# [Exercise requirements]
Scan the records below. List lines holding "Measurements".

# [Stored dataset items]

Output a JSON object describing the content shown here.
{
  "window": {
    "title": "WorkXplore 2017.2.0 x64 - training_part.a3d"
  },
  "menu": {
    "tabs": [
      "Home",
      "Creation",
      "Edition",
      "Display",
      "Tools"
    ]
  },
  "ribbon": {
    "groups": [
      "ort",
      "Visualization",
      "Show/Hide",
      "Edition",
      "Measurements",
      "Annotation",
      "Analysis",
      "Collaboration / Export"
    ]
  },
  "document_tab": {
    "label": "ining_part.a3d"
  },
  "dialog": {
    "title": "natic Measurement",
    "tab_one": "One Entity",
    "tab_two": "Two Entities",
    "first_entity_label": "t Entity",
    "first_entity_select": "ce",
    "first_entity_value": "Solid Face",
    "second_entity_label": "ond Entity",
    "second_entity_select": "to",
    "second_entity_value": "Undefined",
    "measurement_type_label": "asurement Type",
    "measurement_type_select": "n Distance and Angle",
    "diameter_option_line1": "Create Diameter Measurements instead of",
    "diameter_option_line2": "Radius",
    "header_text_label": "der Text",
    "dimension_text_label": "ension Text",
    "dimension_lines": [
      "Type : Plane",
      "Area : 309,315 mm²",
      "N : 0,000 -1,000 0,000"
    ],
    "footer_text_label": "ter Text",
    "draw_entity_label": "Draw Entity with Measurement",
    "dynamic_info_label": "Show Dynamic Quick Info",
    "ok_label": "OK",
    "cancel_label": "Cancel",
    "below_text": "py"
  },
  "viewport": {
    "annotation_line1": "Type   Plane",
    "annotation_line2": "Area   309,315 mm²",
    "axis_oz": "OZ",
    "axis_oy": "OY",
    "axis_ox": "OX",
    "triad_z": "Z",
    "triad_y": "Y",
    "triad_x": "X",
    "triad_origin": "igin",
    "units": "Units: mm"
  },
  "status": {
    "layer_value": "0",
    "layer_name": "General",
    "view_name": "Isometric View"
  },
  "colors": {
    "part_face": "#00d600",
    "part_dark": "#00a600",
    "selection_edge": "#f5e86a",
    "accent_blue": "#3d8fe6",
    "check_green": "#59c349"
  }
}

# [Solution for this task]
      "Measurements",
    "diameter_option_line1": "Create Diameter Measurements instead of",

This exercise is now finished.